Take the 2-minute tour ×
Musical Practice & Performance Stack Exchange is a question and answer site for musicians, students, and enthusiasts. It's 100% free, no registration required.

Consider the placement of accents for chords that are split between the bass and treble (Chopin Mazurka op. 59, no 3, bar 34) :

enter image description here

and bar 101:

enter image description here

I suddenly became unsure if the accent for the second case (bar 101) is only for the treble chord (Ciss octave) and not to be played for the b in the bass?

share|improve this question

1 Answer 1

up vote 3 down vote accepted

Typesetters add modifying symbols such as stress marks, dots, staccato's etc. per voice or staff, not per system. So in your second example, the accent mark is only applying to the right hand octave.

share|improve this answer
    
Thanks! This seems like a reasonable assumption. So for the case of bar 34, the accent applies to both staffs? But if it instead was moved below the bass staff, it would only apply to the bass? –  Håkon Hægland Apr 17 at 13:36
    
From a musical point of view, I would only put emphasis on the right hand in bar 34. It's the upper F# that's important, as it is being tied to the next measure. All other notes on this last beat are on the non emphatic part of the cadence.
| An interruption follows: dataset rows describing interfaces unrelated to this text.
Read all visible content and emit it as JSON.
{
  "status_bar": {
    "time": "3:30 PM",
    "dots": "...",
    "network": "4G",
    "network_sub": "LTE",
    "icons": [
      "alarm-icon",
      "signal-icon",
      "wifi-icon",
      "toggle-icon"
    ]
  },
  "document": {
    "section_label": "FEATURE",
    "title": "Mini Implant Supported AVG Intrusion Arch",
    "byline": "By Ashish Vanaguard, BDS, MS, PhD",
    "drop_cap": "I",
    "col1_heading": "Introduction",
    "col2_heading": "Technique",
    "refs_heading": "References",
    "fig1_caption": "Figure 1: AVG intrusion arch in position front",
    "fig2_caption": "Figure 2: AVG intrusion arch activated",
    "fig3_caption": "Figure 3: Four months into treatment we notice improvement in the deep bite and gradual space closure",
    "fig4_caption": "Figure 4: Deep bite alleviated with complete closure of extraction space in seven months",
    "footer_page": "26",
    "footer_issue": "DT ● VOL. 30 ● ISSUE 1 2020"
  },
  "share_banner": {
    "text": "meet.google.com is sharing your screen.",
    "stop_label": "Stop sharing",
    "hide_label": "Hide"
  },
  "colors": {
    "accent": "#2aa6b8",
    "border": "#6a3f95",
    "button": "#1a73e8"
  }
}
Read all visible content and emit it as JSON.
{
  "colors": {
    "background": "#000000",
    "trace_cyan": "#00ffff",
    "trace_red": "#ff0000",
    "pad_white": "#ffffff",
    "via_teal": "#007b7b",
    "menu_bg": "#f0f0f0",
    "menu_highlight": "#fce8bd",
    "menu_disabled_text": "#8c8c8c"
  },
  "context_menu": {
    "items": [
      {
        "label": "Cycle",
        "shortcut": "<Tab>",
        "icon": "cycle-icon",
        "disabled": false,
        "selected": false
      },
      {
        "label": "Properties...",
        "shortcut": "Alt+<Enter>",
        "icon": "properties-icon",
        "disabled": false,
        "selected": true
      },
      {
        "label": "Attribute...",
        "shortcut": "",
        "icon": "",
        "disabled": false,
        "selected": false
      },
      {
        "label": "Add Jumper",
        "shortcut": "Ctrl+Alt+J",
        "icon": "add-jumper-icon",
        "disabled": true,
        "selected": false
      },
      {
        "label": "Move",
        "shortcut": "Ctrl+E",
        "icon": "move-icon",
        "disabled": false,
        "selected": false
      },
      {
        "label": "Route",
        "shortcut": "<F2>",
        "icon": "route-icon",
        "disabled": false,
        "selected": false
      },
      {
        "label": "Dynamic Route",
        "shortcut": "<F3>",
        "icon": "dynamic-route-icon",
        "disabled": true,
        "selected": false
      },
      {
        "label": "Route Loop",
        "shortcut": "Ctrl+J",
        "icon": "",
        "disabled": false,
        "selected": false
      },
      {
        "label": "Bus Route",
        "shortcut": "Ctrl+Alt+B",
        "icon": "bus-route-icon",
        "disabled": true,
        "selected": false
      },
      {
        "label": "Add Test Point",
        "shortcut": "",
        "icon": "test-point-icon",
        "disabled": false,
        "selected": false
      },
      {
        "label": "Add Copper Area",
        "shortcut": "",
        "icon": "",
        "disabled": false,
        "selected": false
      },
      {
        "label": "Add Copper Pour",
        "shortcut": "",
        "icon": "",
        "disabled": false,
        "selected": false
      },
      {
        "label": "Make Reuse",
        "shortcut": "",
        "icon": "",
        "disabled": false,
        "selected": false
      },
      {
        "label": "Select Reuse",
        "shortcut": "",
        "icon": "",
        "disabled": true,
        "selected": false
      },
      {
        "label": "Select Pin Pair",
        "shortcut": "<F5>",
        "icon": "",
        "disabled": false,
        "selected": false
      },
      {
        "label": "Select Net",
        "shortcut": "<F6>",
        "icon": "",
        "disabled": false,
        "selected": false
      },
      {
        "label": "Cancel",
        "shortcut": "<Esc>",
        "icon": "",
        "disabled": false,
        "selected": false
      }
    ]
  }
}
Also, based on the context of the following measures, you see a pattern of stressed third beats in the melody (the upper notes of the right hand), but not in the accompaniment. I'm not sure why the editor put the accent mark between the two staves, but it seems to belong to the upper F#. –  Jethro Van Thuyne Apr 17 at 17:03

Your Answer

 
discard

By posting your answer, you agree to the privacy policy and terms of service.

Not the answer you're looking for? Browse other questions tagged or ask your own question.